Although Biagi was surprised, he probably should not have been. His new fans were in awe when they watched his technique: He paints by holding a brush in his mouth because he no longer has the use of his hands.
Fifteen years ago, Biagi, who lives in Morrison, Colo., was diagnosed with chronic inflammatory demyelinating polyneuropathy (CIDP) — a rare autoimmune neuromuscular disease that causes sensory loss and weakness. No longer able to draw, paint or play the piano, Biagi gave up his artistic pursuits until his mother showed him a calendar in 2015 featuring projects by mouth and foot artists who also could not use their hands and arms.
"I was blown away,” said Biagi, 38. “I thought, ‘Wow, if they can do this, so can I.’ "
He asked his mother, Caroline Biagi, to drive him to Michael’s to pick up art supplies and a table easel and then went to work, teaching himself to hold a paintbrush in his mouth and to apply the right pressure to the canvas.
One of his first mouth paintings, the one of the rooster, took several months to finish.
Drawing and painting always came naturally to him, he said. The first time he remembers drawing was at age 6 at his kitchen table with paper and crayons to sketch out a likeness of Spider-Man.
"When I was a kid, I’d sit down to sketch something almost every day,” Biagi said. “I was always running through paper. It’s something that continued through junior high and high school and when I went to community college. I loved creating with my hands.”

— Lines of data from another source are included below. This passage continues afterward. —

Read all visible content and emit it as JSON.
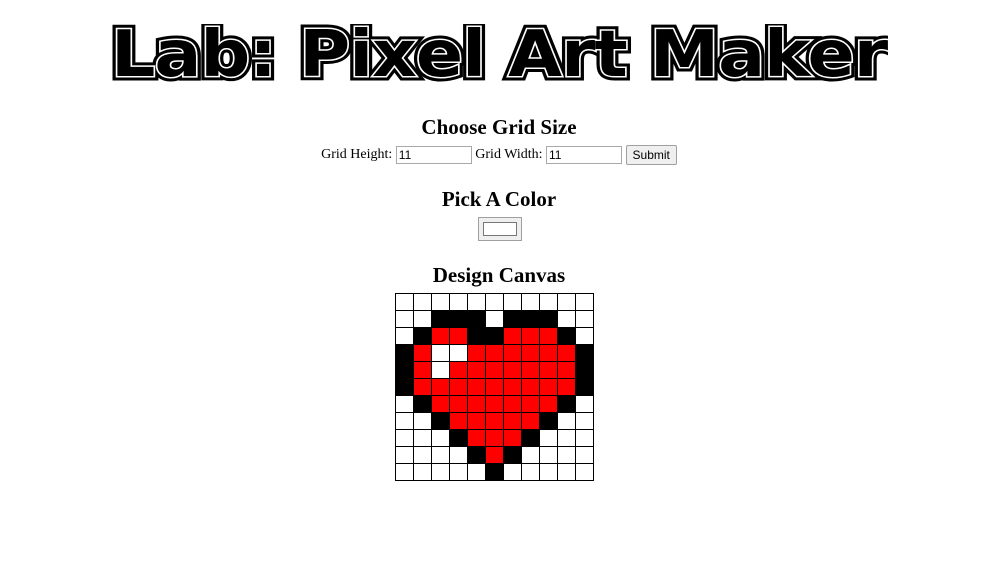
{
  "logo": {
    "title": "Lab: Pixel Art Maker"
  },
  "grid_section": {
    "heading": "Choose Grid Size",
    "height_label": "Grid Height:",
    "height_value": "11",
    "width_label": "Grid Width:",
    "width_value": "11",
    "submit_label": "Submit"
  },
  "color_section": {
    "heading": "Pick A Color",
    "selected_color": "#ffffff"
  },
  "canvas_section": {
    "heading": "Design Canvas",
    "rows": 11,
    "cols": 11,
    "palette": {
      "W": "#ffffff",
      "B": "#000000",
      "R": "#ff0000"
    },
    "pixels": [
      "WWWWWWWWWWW",
      "WWBBBWBBBWW",
      "WBRRBBRRRBW",
      "BRWWRRRRRRB",
      "BRWRRRRRRRB",
      "BRRRRRRRRRB",
      "WBRRRRRRRBW",
      "WWBRRRRRBWW",
      "WWWBRRRBWWW",
      "WWWWBRBWWWW",
      "WWWWWBWWWWW"
    ]
  }
}
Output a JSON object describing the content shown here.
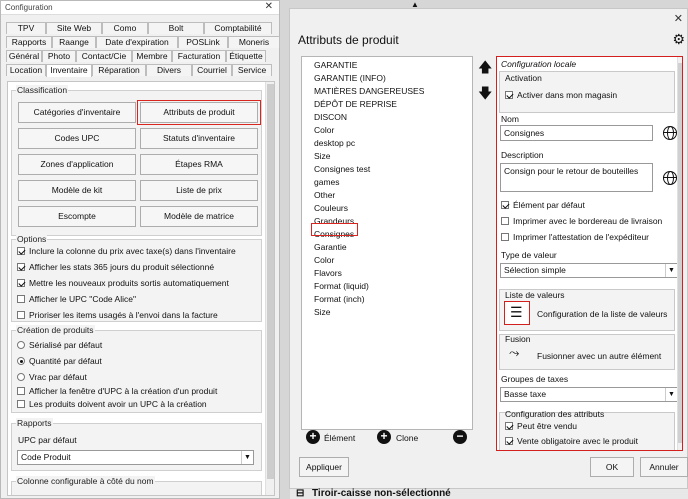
{
  "config_window": {
    "title": "Configuration",
    "tabs_row1": [
      "TPV",
      "Site Web",
      "Como",
      "Bolt",
      "Comptabilité"
    ],
    "tabs_row2": [
      "Rapports",
      "Raange",
      "Date d'expiration",
      "POSLink",
      "Moneris"
    ],
    "tabs_row3": [
      "Général",
      "Photo",
      "Contact/Cie",
      "Membre",
      "Facturation",
      "Étiquette"
    ],
    "tabs_row4": [
      "Location",
      "Inventaire",
      "Réparation",
      "Divers",
      "Courriel",
      "Service"
    ],
    "classification": {
      "title": "Classification",
      "buttons": [
        "Catégories d'inventaire",
        "Attributs de produit",
        "Codes UPC",
        "Statuts d'inventaire",
        "Zones d'application",
        "Étapes RMA",
        "Modèle de kit",
        "Liste de prix",
        "Escompte",
        "Modèle de matrice"
      ]
    },
    "options": {
      "title": "Options",
      "items": [
        {
          "label": "Inclure la colonne du prix avec taxe(s) dans l'inventaire",
          "checked": true
        },
        {
          "label": "Afficher les stats 365 jours du produit sélectionné",
          "checked": true
        },
        {
          "label": "Mettre les nouveaux produits sortis automatiquement",
          "checked": true
        },
        {
          "label": "Afficher le UPC \"Code Alice\"",
          "checked": false
        },
        {
          "label": "Prioriser les items usagés à l'envoi dans la facture",
          "checked": false
        }
      ]
    },
    "creation": {
      "title": "Création de produits",
      "radios": [
        {
          "label": "Sérialisé par défaut",
          "checked": false
        },
        {
          "label": "Quantité par défaut",
          "checked": true
        },
        {
          "label": "Vrac par défaut",
          "checked": false
        }
      ],
      "checks": [
        {
          "label": "Afficher la fenêtre d'UPC à la création d'un produit",
          "checked": false
        },
        {
          "label": "Les produits doivent avoir un UPC à la création",
          "checked": false
        }
      ]
    },
    "reports": {
      "title": "Rapports",
      "upc_label": "UPC par défaut",
      "upc_value": "Code Produit"
    },
    "next_group_title": "Colonne configurable à côté du nom"
  },
  "attr_dialog": {
    "title": "Attributs de produit",
    "items": [
      "GARANTIE",
      "GARANTIE (INFO)",
      "MATIÈRES DANGEREUSES",
      "DÉPÔT DE REPRISE",
      "DISCON",
      "Color",
      "desktop pc",
      "Size",
      "Consignes test",
      "games",
      "Other",
      "Couleurs",
      "Grandeurs",
      "Consignes",
      "Garantie",
      "Color",
      "Flavors",
      "Format (liquid)",
      "Format (inch)",
      "Size"
    ],
    "selected_item": "Consignes",
    "add_label": "Élément",
    "clone_label": "Clone",
    "apply_label": "Appliquer",
    "ok_label": "OK",
    "cancel_label": "Annuler",
    "local_config_title": "Configuration locale",
    "activation": {
      "title": "Activation",
      "label": "Activer dans mon magasin",
      "checked": true
    },
    "name_label": "Nom",
    "name_value": "Consignes",
    "description_label": "Description",
    "description_value": "Consign pour le retour de bouteilles",
    "checks": [
      {
        "label": "Élément par défaut",
        "checked": true
      },
      {
        "label": "Imprimer avec le bordereau de livraison",
        "checked": false
      },
      {
        "label": "Imprimer l'attestation de l'expéditeur",
        "checked": false
      }
    ],
    "value_type_label": "Type de valeur",
    "value_type": "Sélection simple",
    "value_list": {
      "title": "Liste de valeurs",
      "button": "Configuration de la liste de valeurs"
    },
    "merge": {
      "title": "Fusion",
      "button": "Fusionner avec un autre élément"
    },
    "tax_group_label": "Groupes de taxes",
    "tax_group_value": "Basse taxe",
    "attr_config": {
      "title": "Configuration des attributs",
      "items": [
        {
          "label": "Peut être vendu",
          "checked": true
        },
        {
          "label": "Vente obligatoire avec le produit",
          "checked": true
        }
      ]
    }
  },
  "bottom_bar": {
    "label": "Tiroir-caisse non-sélectionné"
  }
}
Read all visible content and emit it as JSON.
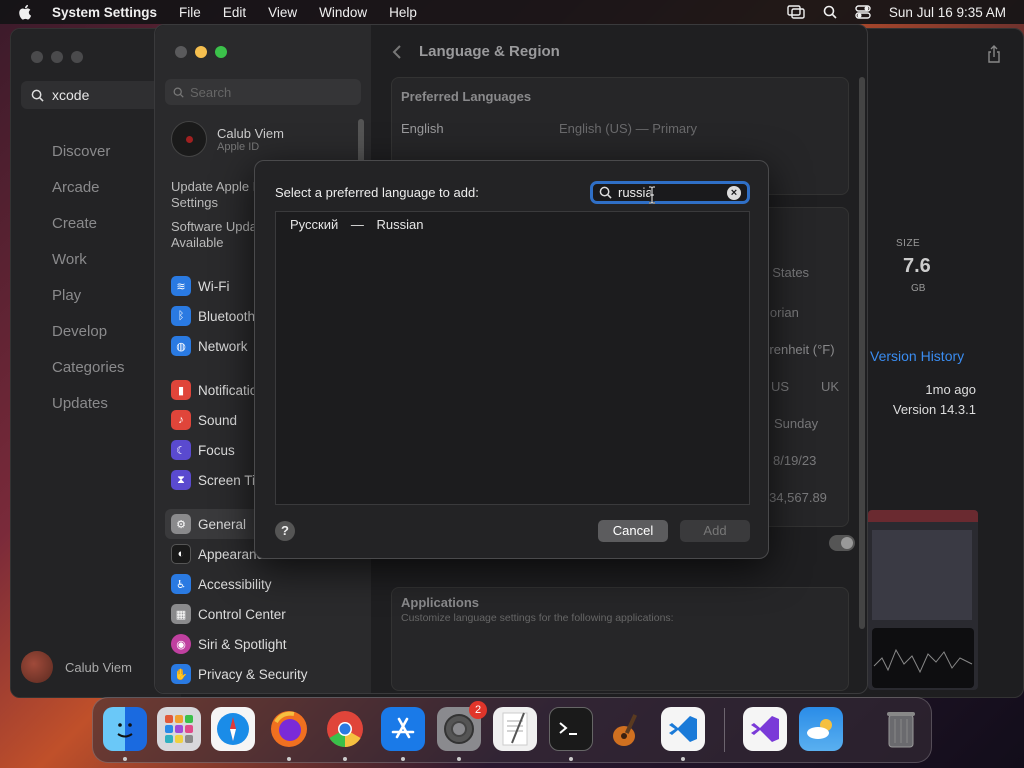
{
  "menubar": {
    "app_name": "System Settings",
    "menus": [
      "File",
      "Edit",
      "View",
      "Window",
      "Help"
    ],
    "clock": "Sun Jul 16  9:35 AM"
  },
  "appstore": {
    "search_value": "xcode",
    "nav": [
      "Discover",
      "Arcade",
      "Create",
      "Work",
      "Play",
      "Develop",
      "Categories",
      "Updates"
    ],
    "user_name": "Calub Viem",
    "size_label": "SIZE",
    "size_value": "7.6",
    "size_unit": "GB",
    "version_history": "Version History",
    "updated_ago": "1mo ago",
    "version": "Version 14.3.1"
  },
  "settings": {
    "search_placeholder": "Search",
    "profile_name": "Calub Viem",
    "profile_sub": "Apple ID",
    "update_line1": "Update Apple ID",
    "update_line2": "Settings",
    "software_line1": "Software Update",
    "software_line2": "Available",
    "sidebar_items": [
      {
        "label": "Wi-Fi",
        "color": "#2a7ae2",
        "glyph": "≋"
      },
      {
        "label": "Bluetooth",
        "color": "#2a7ae2",
        "glyph": "ᛒ"
      },
      {
        "label": "Network",
        "color": "#2a7ae2",
        "glyph": "◍"
      },
      {
        "label": "Notifications",
        "color": "#e0453a",
        "glyph": "▮"
      },
      {
        "label": "Sound",
        "color": "#e0453a",
        "glyph": "♪"
      },
      {
        "label": "Focus",
        "color": "#5a4acf",
        "glyph": "☾"
      },
      {
        "label": "Screen Time",
        "color": "#5a4acf",
        "glyph": "⧗"
      },
      {
        "label": "General",
        "color": "#8a8a8c",
        "glyph": "⚙"
      },
      {
        "label": "Appearance",
        "color": "#1a1a1a",
        "glyph": "◐"
      },
      {
        "label": "Accessibility",
        "color": "#2a7ae2",
        "glyph": "♿"
      },
      {
        "label": "Control Center",
        "color": "#8a8a8c",
        "glyph": "▦"
      },
      {
        "label": "Siri & Spotlight",
        "color": "#c040a0",
        "glyph": "◉"
      },
      {
        "label": "Privacy & Security",
        "color": "#2a7ae2",
        "glyph": "✋"
      }
    ],
    "title": "Language & Region",
    "preferred_languages_heading": "Preferred Languages",
    "language_name": "English",
    "language_detail": "English (US) — Primary",
    "region_value": "United States",
    "calendar_value": "Gregorian",
    "temperature_value": "Fahrenheit (°F)",
    "measurement_us": "US",
    "measurement_uk": "UK",
    "first_day_value": "Sunday",
    "date_format_value": "8/19/23",
    "number_format_value": "1,234,567.89",
    "applications_heading": "Applications",
    "applications_sub": "Customize language settings for the following applications:"
  },
  "dialog": {
    "prompt": "Select a preferred language to add:",
    "search_value": "russia",
    "result_native": "Русский",
    "result_separator": "—",
    "result_english": "Russian",
    "help_label": "?",
    "cancel_label": "Cancel",
    "add_label": "Add"
  },
  "dock": {
    "apps": [
      {
        "name": "Finder",
        "color": "#2a8ce8"
      },
      {
        "name": "Launchpad",
        "color": "#d8d8dc"
      },
      {
        "name": "Safari",
        "color": "#1a8ce8"
      },
      {
        "name": "Firefox",
        "color": "#f07020"
      },
      {
        "name": "Chrome",
        "color": "#f5f5f5"
      },
      {
        "name": "App Store",
        "color": "#1a7ae8"
      },
      {
        "name": "System Settings",
        "color": "#8a8a8e",
        "badge": "2"
      },
      {
        "name": "TextEdit",
        "color": "#f0f0f0"
      },
      {
        "name": "Terminal",
        "color": "#1a1a1a"
      },
      {
        "name": "GarageBand",
        "color": "#3a3a3a"
      },
      {
        "name": "Visual Studio Code",
        "color": "#f5f5f5"
      },
      {
        "name": "Visual Studio",
        "color": "#f5f5f5"
      },
      {
        "name": "Weather",
        "color": "#3a8ce8"
      },
      {
        "name": "Trash",
        "color": "#5a5a5e"
      }
    ]
  }
}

Biagi’s plan was to earn a degree in 3-D animation and design from Red Rocks Community College in Lakewood. His dream was to get a job with the Walt Disney Company or Marvel Entertainment. But in 2004, while working at Costco near his hometown, his plans were put on hold. Biagi, then 24, suddenly developed cramping in his left hand and could not spread his fingers apart. He thought that perhaps his hands were simply tired from playing the piano or clicking his computer mouse.

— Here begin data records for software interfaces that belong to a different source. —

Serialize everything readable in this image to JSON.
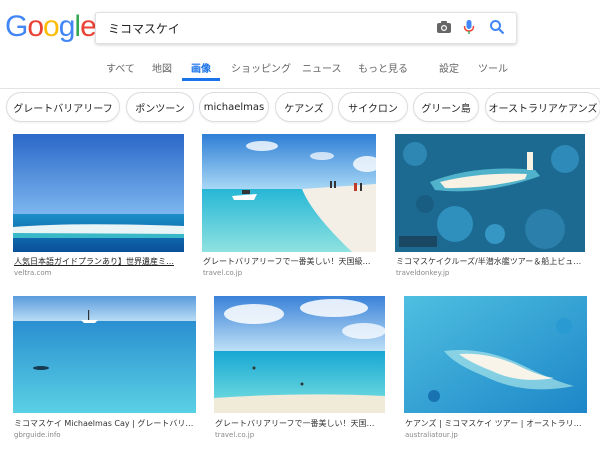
{
  "logo": {
    "letters": [
      "G",
      "o",
      "o",
      "g",
      "l",
      "e"
    ],
    "colors": [
      "#4285F4",
      "#EA4335",
      "#FBBC05",
      "#4285F4",
      "#34A853",
      "#EA4335"
    ]
  },
  "search": {
    "query": "ミコマスケイ",
    "camera_icon": "camera-icon",
    "mic_icon": "mic-icon",
    "search_icon": "search-icon"
  },
  "tabs": [
    "すべて",
    "地図",
    "画像",
    "ショッピング",
    "ニュース",
    "もっと見る",
    "設定",
    "ツール"
  ],
  "active_tab": "画像",
  "chips": [
    "グレートバリアリーフ",
    "ポンツーン",
    "michaelmas",
    "ケアンズ",
    "サイクロン",
    "グリーン島",
    "オーストラリアケアンズ"
  ],
  "results": [
    {
      "caption": "人気日本語ガイドプランあり】世界遺産ミ…",
      "source": "veltra.com",
      "underlined": true
    },
    {
      "caption": "グレートバリアリーフで一番美しい！天国級…",
      "source": "travel.co.jp"
    },
    {
      "caption": "ミコマスケイクルーズ/半潜水艦ツアー＆船上ビュ…",
      "source": "traveldonkey.jp"
    },
    {
      "caption": "ミコマスケイ Michaelmas Cay | グレートバリ…",
      "source": "gbrguide.info"
    },
    {
      "caption": "グレートバリアリーフで一番美しい！天国…",
      "source": "travel.co.jp"
    },
    {
      "caption": "ケアンズ | ミコマスケイ ツアー | オーストラリ…",
      "source": "australiatour.jp"
    }
  ],
  "colors": {
    "accent": "#1a73e8",
    "sea": "#1ea0d6",
    "sky": "#6fb8ea"
  }
}
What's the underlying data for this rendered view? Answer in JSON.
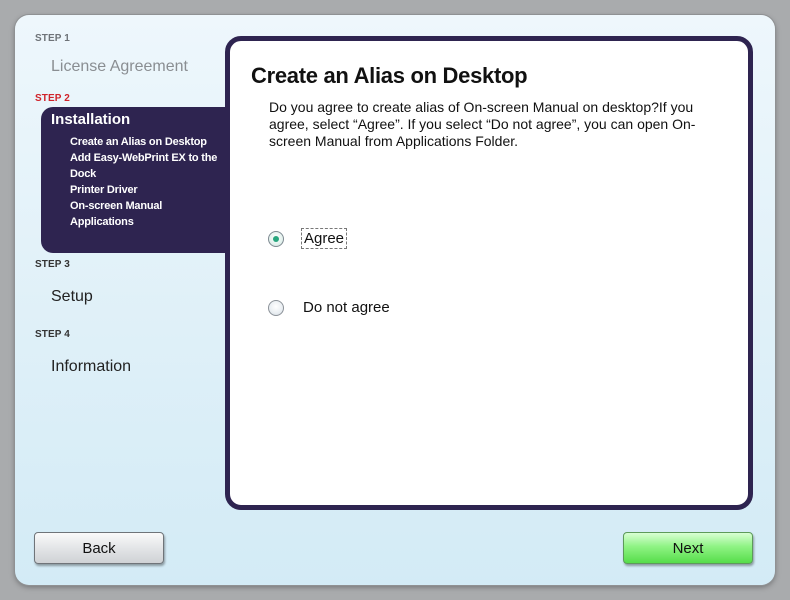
{
  "steps": [
    {
      "label": "STEP 1",
      "name": "License Agreement"
    },
    {
      "label": "STEP 2",
      "name": "Installation",
      "substeps": [
        "Create an Alias on Desktop",
        "Add Easy-WebPrint EX to the Dock",
        "Printer Driver",
        "On-screen Manual",
        "Applications"
      ]
    },
    {
      "label": "STEP 3",
      "name": "Setup"
    },
    {
      "label": "STEP 4",
      "name": "Information"
    }
  ],
  "panel": {
    "title": "Create an Alias on Desktop",
    "description": "Do you agree to create alias of On-screen Manual on desktop?If you agree, select “Agree”. If you select “Do not agree”, you can open On-screen Manual from Applications Folder."
  },
  "options": {
    "agree": "Agree",
    "disagree": "Do not agree"
  },
  "buttons": {
    "back": "Back",
    "next": "Next"
  },
  "colors": {
    "accent": "#2e2450",
    "active_step_label": "#d0232a",
    "next_button": "#8ff384",
    "radio_selected": "#28a67e"
  }
}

When the problem spread quickly to his right hand, Biagi’s physician thought he might have carpal tunnel syndrome and referred him to a specialist for outpatient surgery. As the pain and numbness worsened and more tests were done, physicians discovered Biagi had CIDP.

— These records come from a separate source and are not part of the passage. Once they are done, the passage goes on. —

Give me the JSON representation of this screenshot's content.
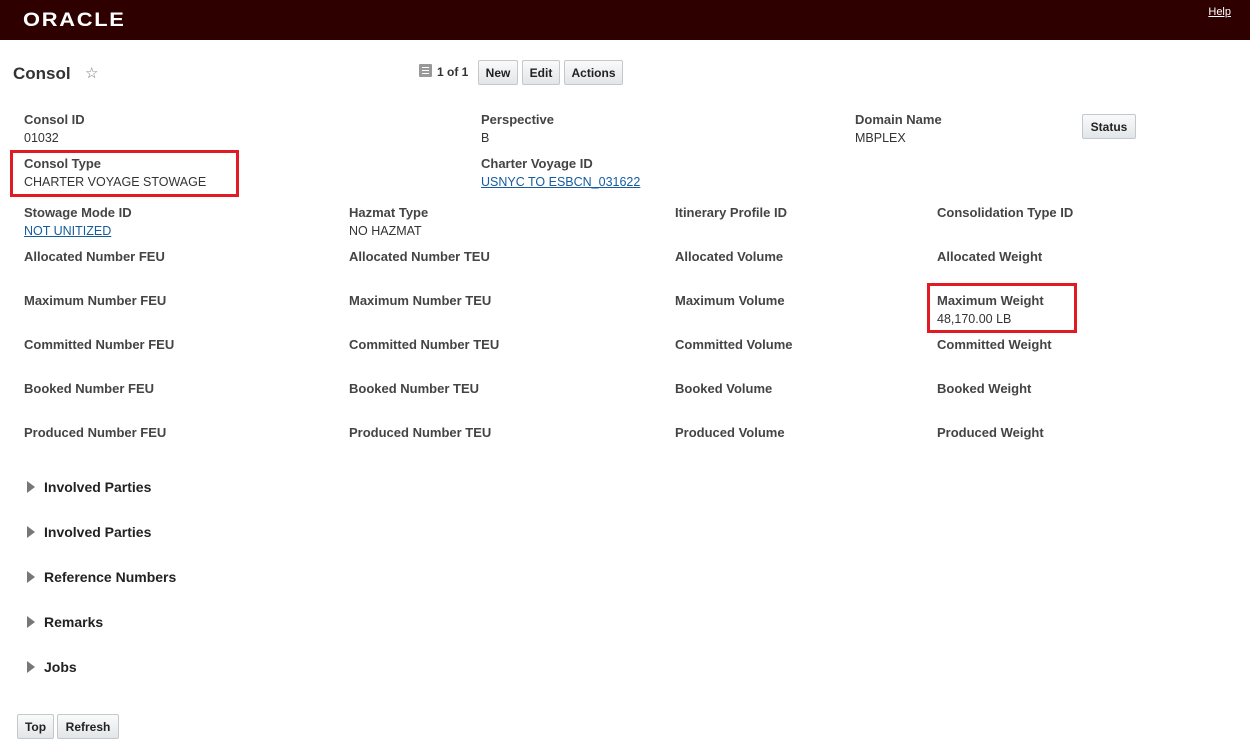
{
  "header": {
    "logo": "ORACLE",
    "help": "Help"
  },
  "title": {
    "text": "Consol",
    "star_icon": "☆"
  },
  "toolbar": {
    "pager_icon": "list-icon",
    "pager": "1 of 1",
    "new_label": "New",
    "edit_label": "Edit",
    "actions_label": "Actions",
    "status_label": "Status"
  },
  "fields": {
    "consol_id": {
      "label": "Consol ID",
      "value": "01032"
    },
    "perspective": {
      "label": "Perspective",
      "value": "B"
    },
    "domain_name": {
      "label": "Domain Name",
      "value": "MBPLEX"
    },
    "consol_type": {
      "label": "Consol Type",
      "value": "CHARTER VOYAGE STOWAGE"
    },
    "charter_voyage_id": {
      "label": "Charter Voyage ID",
      "value": "USNYC TO ESBCN_031622"
    },
    "stowage_mode_id": {
      "label": "Stowage Mode ID",
      "value": "NOT UNITIZED"
    },
    "hazmat_type": {
      "label": "Hazmat Type",
      "value": "NO HAZMAT"
    },
    "itinerary_profile_id": {
      "label": "Itinerary Profile ID",
      "value": ""
    },
    "consolidation_type_id": {
      "label": "Consolidation Type ID",
      "value": ""
    },
    "allocated_number_feu": {
      "label": "Allocated Number FEU",
      "value": ""
    },
    "allocated_number_teu": {
      "label": "Allocated Number TEU",
      "value": ""
    },
    "allocated_volume": {
      "label": "Allocated Volume",
      "value": ""
    },
    "allocated_weight": {
      "label": "Allocated Weight",
      "value": ""
    },
    "maximum_number_feu": {
      "label": "Maximum Number FEU",
      "value": ""
    },
    "maximum_number_teu": {
      "label": "Maximum Number TEU",
      "value": ""
    },
    "maximum_volume": {
      "label": "Maximum Volume",
      "value": ""
    },
    "maximum_weight": {
      "label": "Maximum Weight",
      "value": "48,170.00 LB"
    },
    "committed_number_feu": {
      "label": "Committed Number FEU",
      "value": ""
    },
    "committed_number_teu": {
      "label": "Committed Number TEU",
      "value": ""
    },
    "committed_volume": {
      "label": "Committed Volume",
      "value": ""
    },
    "committed_weight": {
      "label": "Committed Weight",
      "value": ""
    },
    "booked_number_feu": {
      "label": "Booked Number FEU",
      "value": ""
    },
    "booked_number_teu": {
      "label": "Booked Number TEU",
      "value": ""
    },
    "booked_volume": {
      "label": "Booked Volume",
      "value": ""
    },
    "booked_weight": {
      "label": "Booked Weight",
      "value": ""
    },
    "produced_number_feu": {
      "label": "Produced Number FEU",
      "value": ""
    },
    "produced_number_teu": {
      "label": "Produced Number TEU",
      "value": ""
    },
    "produced_volume": {
      "label": "Produced Volume",
      "value": ""
    },
    "produced_weight": {
      "label": "Produced Weight",
      "value": ""
    }
  },
  "sections": [
    {
      "label": "Involved Parties"
    },
    {
      "label": "Involved Parties"
    },
    {
      "label": "Reference Numbers"
    },
    {
      "label": "Remarks"
    },
    {
      "label": "Jobs"
    }
  ],
  "footer": {
    "top_label": "Top",
    "refresh_label": "Refresh"
  },
  "colors": {
    "header_bg": "#2e0000",
    "highlight": "#e01b24",
    "link": "#145c9e"
  }
}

By September 2005, his legs and feet had also weakened, and he difficulty walking. Eventually, he needed a power wheelchair.
"I had to quit my job, and I also realized that I could no longer live in an apartment on my own,” Biagi recalled. “So I had to move back in with my parents. I went into a depression for a while about having to give up my independence.”
His parents were empty-nesters after Biagi had followed his older brother and sister into college. But they were ready and eager to help.
“He’d had roommates and freedom and his whole life ahead of him,” Caroline Biagi, 67, said. “Then this. It wasn’t a big deal for him to return home, but it changed everything. Each new development in his condition was serious for all of us.”
Alex Biagi’s father, Mauro Biagi, installed a new shower and did some remodeling around the house to make everything more accessible for his son, who suddenly needed help with skills he had once taken for granted such as bathing, dressing and putting together a simple sandwich for lunch.
While life has been hard on Biagi and his parents, his father said that at his core his son is the same person he was before the diagnosis: “He’s a good kid — ambitious, full of ideas and very smart.”
Three years ago, Biagi had a stem cell transplant through a clinical trial program at the Colorado Blood Cancer Institute in Denver.
"Basically, they wiped out my entire immune system and bone marrow, and everything rebuilds over time,” he said. “I was in the hospital for 43 days.”
Although the recovery was challenging, Biagi said he has since seen a dramatic turnaround in the progression of his disease. With braces on both legs, he is walking again without pain and has noticed an uptick in his energy and stamina.
"My left hand is still completely paralyzed, but I've regained quite a bit of motion in my right arm and some in my left arm,” he said. “And what's really great is that I now have enough strength in my right hand to use a computer mouse, so I can work again on graphic design and music.”
Biagi hopes one day he will be able to pick up a paintbrush in his hand, as well. If not, he will continue to transfer his visions with his mouth, he said.
Already, he has completed seven paintings and has found new motivation from strangers who have left him hundreds of heartfelt messages of encouragement online. Messages such as, “I don’t think I’d ever be able to do something like this. Mad props to you, dude,” and “You paint this with your mouth, and I can barely throw a stickman together with my hands. Wow!”
People who saw his paintings were perhaps most impressed with a portrait Biagi, a longtime basketball fan, created of LeBron James, star forward for the Los Angeles Lakers.
“I’m a huge fan of his, and I love how he helps out his community and is a great role model,” said Biagi, who dreams about meeting James. “He has a big heart, and that means a lot, especially today.”
Because so many people have asked for copies of his painting of James, along with his other works, Biagi now sells prints on his website, alexbiagi.com.
“Painting is a time to zone out and focus and forget about my worries,” Biagi said. “I have a lot to be grateful for. I’m painting again, I’m walking again. Life feels really good for me right now.”